An employee is someone that a business owner hires for an indefinite period of time to do work as assigned by the employer. An employee is given the tools needed to complete the job, a space in which to the work, and the work should be done in the manner required by the employer.
On the other hand, an independent contractor generally does the following:
1. Brings their own tools;
2. Has their own employees;
3. Has their own business license;
4. Files their own taxes;
5. Maintains their own separate business checking account;
6. Invoices for any work done;
7. Keeps their own business records; and
8. Are free to work for more than one client at a time.
The business owner does not supervise the independent contractors work nor the work of the employees hired by the independent contractor. To show that they are not supervising the business owner must only schedule and inspect the work, but must not tell how to do the work. This degree of control over the work is an important concept when determining if there is an employee/employer relationship or not.

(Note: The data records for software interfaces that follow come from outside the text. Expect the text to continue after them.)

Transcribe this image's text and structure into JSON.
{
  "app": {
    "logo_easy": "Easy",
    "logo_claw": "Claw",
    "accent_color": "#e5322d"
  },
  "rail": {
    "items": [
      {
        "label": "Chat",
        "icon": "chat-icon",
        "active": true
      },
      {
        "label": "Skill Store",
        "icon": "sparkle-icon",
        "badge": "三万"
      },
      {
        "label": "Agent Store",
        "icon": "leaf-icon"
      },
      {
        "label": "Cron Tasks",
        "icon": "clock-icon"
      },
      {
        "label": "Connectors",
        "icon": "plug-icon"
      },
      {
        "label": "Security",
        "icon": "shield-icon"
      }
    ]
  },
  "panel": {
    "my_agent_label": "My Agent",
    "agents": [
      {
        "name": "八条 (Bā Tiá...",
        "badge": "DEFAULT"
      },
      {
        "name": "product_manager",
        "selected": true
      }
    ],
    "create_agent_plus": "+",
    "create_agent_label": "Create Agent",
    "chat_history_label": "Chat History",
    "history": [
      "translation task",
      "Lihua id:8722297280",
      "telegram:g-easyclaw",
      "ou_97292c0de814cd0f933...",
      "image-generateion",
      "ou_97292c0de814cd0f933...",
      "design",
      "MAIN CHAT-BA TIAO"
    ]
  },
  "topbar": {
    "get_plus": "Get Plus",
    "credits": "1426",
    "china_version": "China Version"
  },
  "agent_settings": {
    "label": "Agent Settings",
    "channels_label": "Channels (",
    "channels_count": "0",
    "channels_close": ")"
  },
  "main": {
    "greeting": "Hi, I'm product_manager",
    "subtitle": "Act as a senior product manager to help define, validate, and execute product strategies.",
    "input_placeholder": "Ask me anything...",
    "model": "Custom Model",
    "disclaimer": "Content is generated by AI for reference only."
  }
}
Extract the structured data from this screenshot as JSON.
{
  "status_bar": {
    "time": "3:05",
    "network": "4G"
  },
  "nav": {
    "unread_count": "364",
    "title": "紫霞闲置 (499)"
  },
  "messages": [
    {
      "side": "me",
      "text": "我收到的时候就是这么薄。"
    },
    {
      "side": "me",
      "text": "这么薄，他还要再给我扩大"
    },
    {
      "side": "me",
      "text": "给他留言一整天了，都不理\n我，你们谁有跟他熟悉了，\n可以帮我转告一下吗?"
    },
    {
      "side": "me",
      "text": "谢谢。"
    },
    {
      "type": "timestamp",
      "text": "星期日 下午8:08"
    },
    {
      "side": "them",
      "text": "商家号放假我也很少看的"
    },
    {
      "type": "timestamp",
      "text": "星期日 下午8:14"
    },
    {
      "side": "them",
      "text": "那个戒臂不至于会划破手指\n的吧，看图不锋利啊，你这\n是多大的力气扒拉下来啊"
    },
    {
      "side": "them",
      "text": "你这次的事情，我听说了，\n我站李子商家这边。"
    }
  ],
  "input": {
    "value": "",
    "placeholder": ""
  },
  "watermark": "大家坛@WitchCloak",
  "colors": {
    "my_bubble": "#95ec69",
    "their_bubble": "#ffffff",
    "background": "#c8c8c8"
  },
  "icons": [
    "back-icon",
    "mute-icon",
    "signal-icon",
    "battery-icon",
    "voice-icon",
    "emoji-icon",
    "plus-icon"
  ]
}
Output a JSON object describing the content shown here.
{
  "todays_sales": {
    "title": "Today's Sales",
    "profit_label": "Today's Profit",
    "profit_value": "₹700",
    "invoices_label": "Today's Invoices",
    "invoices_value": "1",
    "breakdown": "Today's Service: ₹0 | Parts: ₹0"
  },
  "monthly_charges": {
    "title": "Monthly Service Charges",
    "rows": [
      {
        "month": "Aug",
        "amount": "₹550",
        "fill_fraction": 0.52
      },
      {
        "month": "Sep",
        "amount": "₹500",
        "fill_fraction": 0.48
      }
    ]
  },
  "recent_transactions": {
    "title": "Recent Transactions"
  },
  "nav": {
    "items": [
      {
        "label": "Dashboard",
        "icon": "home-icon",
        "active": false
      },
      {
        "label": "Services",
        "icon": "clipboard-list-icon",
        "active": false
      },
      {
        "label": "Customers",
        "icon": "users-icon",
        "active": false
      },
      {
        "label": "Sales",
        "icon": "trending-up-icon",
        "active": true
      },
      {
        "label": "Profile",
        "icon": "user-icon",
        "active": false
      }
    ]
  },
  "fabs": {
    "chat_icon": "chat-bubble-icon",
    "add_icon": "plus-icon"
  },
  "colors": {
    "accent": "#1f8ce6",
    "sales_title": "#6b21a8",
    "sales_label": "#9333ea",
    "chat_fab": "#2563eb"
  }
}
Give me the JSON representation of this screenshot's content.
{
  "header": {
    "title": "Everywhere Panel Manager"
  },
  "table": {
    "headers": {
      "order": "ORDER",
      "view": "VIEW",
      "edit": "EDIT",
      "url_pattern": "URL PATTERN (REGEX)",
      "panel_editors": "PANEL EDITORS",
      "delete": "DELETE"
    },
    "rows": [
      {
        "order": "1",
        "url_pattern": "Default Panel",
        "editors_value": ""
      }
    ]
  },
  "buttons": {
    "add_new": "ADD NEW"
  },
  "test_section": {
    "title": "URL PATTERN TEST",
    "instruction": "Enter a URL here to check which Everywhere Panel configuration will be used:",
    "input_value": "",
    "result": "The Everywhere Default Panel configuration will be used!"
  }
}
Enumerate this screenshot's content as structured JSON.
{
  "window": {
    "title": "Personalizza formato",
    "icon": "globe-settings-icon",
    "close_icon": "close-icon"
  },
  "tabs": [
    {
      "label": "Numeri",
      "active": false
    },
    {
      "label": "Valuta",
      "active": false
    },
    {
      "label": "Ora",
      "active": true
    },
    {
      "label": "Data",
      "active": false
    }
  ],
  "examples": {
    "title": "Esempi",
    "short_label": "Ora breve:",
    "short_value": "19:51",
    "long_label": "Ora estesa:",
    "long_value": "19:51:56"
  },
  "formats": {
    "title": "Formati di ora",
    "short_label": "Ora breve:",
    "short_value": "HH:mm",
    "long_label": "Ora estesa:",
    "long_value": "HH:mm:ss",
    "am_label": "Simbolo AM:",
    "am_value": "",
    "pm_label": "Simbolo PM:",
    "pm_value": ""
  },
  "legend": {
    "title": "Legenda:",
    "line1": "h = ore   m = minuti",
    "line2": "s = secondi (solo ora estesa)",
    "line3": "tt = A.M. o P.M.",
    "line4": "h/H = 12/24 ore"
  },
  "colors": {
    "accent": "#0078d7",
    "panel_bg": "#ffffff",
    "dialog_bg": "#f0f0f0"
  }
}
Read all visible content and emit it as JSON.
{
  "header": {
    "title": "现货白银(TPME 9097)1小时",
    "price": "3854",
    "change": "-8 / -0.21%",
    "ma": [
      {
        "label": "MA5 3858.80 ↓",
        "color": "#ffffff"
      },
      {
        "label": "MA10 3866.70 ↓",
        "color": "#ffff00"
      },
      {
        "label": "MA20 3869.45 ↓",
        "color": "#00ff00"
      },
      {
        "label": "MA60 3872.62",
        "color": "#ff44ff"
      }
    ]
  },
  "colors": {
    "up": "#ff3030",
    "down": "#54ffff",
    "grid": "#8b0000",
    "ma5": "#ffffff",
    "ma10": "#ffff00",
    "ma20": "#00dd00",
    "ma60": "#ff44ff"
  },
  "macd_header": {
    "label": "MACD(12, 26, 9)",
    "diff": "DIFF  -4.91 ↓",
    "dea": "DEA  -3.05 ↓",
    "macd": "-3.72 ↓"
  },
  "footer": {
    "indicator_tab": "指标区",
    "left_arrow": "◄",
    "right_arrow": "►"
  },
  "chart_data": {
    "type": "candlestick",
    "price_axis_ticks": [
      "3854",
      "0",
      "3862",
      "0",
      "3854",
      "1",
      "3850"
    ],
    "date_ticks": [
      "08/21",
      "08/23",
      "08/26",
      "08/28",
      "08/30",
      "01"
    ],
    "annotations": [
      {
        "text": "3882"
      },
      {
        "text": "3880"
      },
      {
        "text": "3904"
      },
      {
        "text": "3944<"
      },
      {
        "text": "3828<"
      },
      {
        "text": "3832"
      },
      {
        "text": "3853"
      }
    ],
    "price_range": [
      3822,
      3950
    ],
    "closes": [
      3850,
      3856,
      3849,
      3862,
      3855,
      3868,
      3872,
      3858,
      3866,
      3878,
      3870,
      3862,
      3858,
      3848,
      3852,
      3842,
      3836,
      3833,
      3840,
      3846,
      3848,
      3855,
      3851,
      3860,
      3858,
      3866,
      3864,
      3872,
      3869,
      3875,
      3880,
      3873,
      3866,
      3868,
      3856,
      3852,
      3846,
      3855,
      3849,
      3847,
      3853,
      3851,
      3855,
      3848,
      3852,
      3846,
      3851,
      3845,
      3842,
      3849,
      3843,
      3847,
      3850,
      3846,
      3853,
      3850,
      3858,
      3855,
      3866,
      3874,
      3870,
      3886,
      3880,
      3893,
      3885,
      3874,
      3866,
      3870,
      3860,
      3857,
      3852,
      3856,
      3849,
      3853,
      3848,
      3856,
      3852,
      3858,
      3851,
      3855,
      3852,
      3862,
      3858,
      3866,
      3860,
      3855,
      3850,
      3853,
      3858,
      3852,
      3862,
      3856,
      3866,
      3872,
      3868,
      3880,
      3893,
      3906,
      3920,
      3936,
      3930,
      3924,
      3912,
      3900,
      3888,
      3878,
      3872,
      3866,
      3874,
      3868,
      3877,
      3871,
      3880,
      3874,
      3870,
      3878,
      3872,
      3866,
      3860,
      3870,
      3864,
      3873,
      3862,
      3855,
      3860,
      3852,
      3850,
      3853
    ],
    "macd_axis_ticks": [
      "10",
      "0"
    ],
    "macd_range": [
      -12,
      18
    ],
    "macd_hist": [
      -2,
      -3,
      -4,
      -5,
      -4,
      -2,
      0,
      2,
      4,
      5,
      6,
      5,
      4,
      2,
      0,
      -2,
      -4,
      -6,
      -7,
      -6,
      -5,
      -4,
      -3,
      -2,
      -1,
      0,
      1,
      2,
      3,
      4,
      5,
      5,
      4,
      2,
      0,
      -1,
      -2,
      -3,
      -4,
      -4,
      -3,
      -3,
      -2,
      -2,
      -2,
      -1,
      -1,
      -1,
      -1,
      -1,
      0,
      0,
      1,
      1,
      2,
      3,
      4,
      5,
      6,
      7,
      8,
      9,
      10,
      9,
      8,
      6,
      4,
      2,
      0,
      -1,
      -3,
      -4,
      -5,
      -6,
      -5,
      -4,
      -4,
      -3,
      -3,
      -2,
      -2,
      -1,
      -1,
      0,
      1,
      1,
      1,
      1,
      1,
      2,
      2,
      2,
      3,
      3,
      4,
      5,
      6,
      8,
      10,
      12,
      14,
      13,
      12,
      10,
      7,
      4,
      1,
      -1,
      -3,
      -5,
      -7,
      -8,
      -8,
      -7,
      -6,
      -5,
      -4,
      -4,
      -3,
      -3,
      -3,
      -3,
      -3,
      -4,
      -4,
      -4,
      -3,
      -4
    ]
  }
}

Tips for using an independent contractor
When hiring an independent contractor try to meet as much of the criteria as possible; get copies of the independent contractor’s business license, insurance information, evidence that they pay their own taxes, have a stated beginning and ending date, and have the contractor supply invoices for any payments they are owed. There should be a written contract describing the relationship and stating the type of relationship the parties intended to create. The employer should not control the work being done or the time it is being done (unless this is imperative to the work). The employer may only state what work is to be done and they may give a deadline of when the work is due.
While having everything written down may help, a court will look past an agreement and determine the relationship based on the actual work being done and the degree of control used by the employer. It is up to the parties to act in such a way that defines the terms of the relationship.
Alicia Levy, owner of the The Levy Law Firm, focuses on business law, contract drafting and review, and employment law. Alicia is active in the Spokane community and recently won the Inland Business Catalyst Magazine’s top 20 under 40 award. You may contact Alicia at 509-432-6881 or email@example.com.